Ryan began his career as a Software Engineer for Pitney Bowes/Map Info building early location-aware web services and solutions. Since joining the SRS Health team in 2005, Ryan has held multiple engineering, architecture and management roles in the Product Development organization. Over his 12-year tenure with SRS, Ryan has helped lead the Development organization through a number of growth cycles and evolutions, most recently being the organization’s transition to Agile development. He is passionate about building strategies and solutions that have a big impact on the lives of the specialists we serve, as well as their patients, and believes this is achieved through a commitment to collaboration among clients, strategic partners, and the SRS team. He regularly attends industry trade shows, conferences, and commercial engagements where he represents the company’s product vision and strategy. Ryan received a Bachelor of Science in Computer Sciences from Sienna College.
Latest posts by Ryan Newsome (see all)
- You Say You Want a Revolution… - April 13, 2017
- What Are Specialists Faced With Today? Uncertainty and Change! - December 16, 2016
- The ABCs of APIs - July 12, 2016
This past February, SRS Health sponsored its third annual hackathon. Hackathons are the proving grounds for new ideas. These events stimulate creativity and encourage risk-taking to develop innovative solutions to new or persistent problems.This year’s hackathon was organized around the theme of Data Revolution, and when you think about it, there’s a revolutionary quality to the very idea of hackathons. The word “hackathon” is a portmanteau of the words “hack” and “marathon,” where “hack” is used in the sense of exploratory programming. It’s this exploratory aspect of hackathons that enables participants to be super creative, push boundaries, think outside-of-the-box and develop revolutionary ideas. We solicit ideas from customers and SRSers that can range from practical enhancements to futuristic solutions for tomorrow’s problems.
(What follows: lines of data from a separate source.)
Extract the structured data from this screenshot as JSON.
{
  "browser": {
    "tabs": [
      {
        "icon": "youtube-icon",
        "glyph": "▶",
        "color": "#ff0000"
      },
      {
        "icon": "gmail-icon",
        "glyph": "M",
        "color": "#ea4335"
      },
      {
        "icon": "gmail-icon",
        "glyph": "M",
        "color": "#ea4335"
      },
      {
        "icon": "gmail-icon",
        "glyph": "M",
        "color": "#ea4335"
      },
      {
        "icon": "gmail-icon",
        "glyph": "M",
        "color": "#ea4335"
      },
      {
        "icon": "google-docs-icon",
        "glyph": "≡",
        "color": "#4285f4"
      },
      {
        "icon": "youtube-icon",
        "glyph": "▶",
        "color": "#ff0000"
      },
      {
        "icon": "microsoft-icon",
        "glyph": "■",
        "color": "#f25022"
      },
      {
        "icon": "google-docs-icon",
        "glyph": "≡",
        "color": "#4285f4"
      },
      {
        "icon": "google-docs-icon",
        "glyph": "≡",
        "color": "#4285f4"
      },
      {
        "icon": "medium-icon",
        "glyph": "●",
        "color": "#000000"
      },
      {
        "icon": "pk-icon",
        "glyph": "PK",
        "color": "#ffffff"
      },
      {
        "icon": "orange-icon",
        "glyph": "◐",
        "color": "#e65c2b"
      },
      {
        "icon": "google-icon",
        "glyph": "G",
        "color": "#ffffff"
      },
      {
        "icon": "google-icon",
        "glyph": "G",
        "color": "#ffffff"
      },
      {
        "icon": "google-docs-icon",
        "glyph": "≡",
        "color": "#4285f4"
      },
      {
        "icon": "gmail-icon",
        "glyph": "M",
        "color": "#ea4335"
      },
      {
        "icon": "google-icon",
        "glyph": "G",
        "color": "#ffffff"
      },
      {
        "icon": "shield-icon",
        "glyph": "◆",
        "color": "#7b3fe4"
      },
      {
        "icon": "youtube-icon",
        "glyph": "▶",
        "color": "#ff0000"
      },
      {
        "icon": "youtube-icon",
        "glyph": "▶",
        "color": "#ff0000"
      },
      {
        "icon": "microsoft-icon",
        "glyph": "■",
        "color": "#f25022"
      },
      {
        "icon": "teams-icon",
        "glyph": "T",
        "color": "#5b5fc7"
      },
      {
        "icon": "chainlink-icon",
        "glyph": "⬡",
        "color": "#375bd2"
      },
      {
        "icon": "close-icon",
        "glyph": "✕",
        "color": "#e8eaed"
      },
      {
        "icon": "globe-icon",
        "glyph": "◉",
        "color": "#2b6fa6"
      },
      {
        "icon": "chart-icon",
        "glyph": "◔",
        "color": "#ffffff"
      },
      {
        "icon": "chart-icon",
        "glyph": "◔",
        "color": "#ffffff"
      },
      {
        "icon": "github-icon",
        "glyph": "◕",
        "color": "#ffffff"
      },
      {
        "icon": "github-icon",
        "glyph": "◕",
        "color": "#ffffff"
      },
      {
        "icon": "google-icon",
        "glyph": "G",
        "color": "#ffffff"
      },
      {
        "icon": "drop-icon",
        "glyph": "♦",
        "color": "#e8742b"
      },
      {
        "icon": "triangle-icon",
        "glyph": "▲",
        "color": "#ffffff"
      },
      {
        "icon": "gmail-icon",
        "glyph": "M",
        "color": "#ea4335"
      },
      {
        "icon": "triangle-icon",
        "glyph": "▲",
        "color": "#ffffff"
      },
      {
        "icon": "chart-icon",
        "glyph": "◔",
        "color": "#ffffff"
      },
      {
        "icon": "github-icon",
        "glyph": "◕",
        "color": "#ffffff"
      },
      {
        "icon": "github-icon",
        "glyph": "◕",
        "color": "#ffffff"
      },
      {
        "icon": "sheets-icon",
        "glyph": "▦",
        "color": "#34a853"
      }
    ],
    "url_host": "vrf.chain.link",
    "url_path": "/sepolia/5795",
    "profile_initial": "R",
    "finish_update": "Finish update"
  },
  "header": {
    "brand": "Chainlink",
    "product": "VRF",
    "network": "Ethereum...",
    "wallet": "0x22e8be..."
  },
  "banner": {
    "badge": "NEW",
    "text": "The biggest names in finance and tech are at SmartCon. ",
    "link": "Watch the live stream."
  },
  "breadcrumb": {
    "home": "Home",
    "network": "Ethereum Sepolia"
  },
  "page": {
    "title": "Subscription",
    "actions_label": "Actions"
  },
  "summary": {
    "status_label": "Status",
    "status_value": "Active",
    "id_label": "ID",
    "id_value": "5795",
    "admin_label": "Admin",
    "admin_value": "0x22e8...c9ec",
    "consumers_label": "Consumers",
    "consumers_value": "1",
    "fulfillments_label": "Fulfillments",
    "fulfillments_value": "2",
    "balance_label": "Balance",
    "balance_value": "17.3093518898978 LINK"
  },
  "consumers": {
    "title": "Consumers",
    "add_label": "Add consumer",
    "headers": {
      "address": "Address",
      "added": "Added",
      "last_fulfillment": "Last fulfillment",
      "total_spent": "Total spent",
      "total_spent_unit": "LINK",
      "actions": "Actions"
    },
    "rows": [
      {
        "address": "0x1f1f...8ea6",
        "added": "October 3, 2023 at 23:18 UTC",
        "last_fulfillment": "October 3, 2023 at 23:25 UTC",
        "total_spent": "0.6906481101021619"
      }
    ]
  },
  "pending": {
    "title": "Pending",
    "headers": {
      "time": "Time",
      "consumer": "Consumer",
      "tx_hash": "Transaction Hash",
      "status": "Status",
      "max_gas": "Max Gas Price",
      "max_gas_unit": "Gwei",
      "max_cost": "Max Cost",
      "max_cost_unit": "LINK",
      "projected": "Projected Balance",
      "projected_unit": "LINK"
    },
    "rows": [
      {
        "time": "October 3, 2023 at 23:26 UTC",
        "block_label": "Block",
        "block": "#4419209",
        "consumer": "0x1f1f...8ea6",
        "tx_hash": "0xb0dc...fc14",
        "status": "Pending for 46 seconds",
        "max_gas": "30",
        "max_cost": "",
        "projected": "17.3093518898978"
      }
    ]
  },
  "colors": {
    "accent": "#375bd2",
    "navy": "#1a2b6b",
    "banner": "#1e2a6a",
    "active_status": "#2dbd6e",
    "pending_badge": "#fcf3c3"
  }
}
At SRS Health, we’ve noticed some strong benefits to running hackathons:
- Feedback – If our product is going to help solve your problems, we need to know what those problems are. Hackathons allow us to discover problems and explore solutions.
- Engagement – Hackathons build team and community spirit. Participants have fun, and they get a chance to collaborate with others with whom they don’t typically work with on a daily basis.
- Diversity – Having a wide range of participants generates a variety of fresh perspectives, both on existing problems and for future possibilities.
The result? An event filled with fun, high-energy, free food, great ideas, engaging presentations and amazingly talented people. There are a number of concepts that we are very excited about and could make its way into future editions of our products.
So, if you have a revolutionary idea that you’d like to see become part of our product—or even just an evolutionary step that fixes a chronic problem—let us know about it. It may be the perfect candidate for our next hackathon. The truth is, we all want to change the world of healthcare, and we’d love to explore and define that future together with you!